Computer-Based Reading Programs for At-Risk Learners
Children with disabilities face a variety of challenges when learning to read. Some students experience processing disorders, some have auditory or visual deficits, still others have gross or fine motor disabilities. Computer technology is adept at addressing all of these issues by the nature of its flexible and extensible application. As a relatively low-cost solution for providing specialized instruction, integrating computer technology is a particularly attractive solution for students with dyslexia and who are at-risk for reading disorders (Torgesen, Wagner, Rashotte, Herron, & Lindamood, 2009). Torgesen, et al. (2009) further examined the methodology for implementing CAI in the classroom with at-risk students and found that when students were prepared through teacher-led explicit instruction, they derived even greater benefit from the practice and enhanced instruction offered by computer-based programs.
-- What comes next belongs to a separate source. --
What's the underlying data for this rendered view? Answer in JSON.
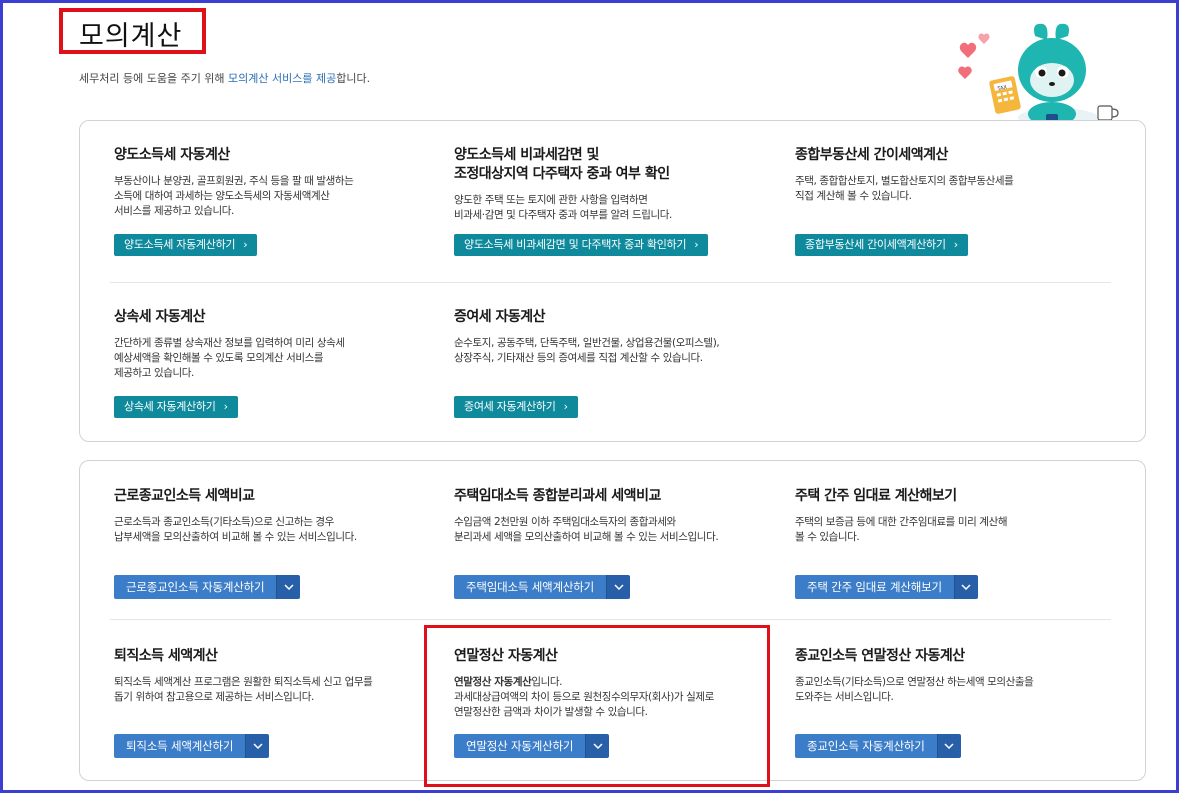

A study by Campbell and Mechling (2009) contributed to the area of research on multisensory instruction by looking at the use of the SMART board technology for providing such instruction. The study targeted incidental learning relating to letter sounds and names, a foundational skill for acquiring phonological awareness and learning the alphabetic principle. Participants were primary grade students with learning disabilities. The results of the study were positive and suggest that the students were able to efficiently learn the desired information through a combination of hearing, seeing, and touching the letters on the screen (Campbell & Mechling, 2009).
Still other researchers have found that computer-assisted instruction is effective for improving learning outcomes for at-risk readers in the primary grades. I will describe a few of these studies in the next section. Computer-based reading software is most helpful for students with learning disabilities when it provides supplemental practice, applies proven reading strategies, and offers immediate and consistent feedback (Bishop, & Edwards Santoro, 2006). With these criteria in mind, computer-assisted instruction is beneficial for at-risk students by providing activities that can be motivational and provide positive reinforcement. By allowing at-risk students to work at their own pace, computer-assisted instructional software can provide the additional practice these students need to help build automaticity (Hook & McCabe, 2006).
Another use for computer-assisted instruction with exceptional learners is in the area of increasing on-task behavior. Particularly effective for students with ADHD, adding CAI elements to their reading program has been correlated to an increase in oral fluency and a decrease in off-task behavior (Clarfield, & Stoner, 2005). On-task behavior is essential for both at-risk readers and students with ADHD in order to absorb the initial skills necessary for acquiring literacy. Generally speaking, primary...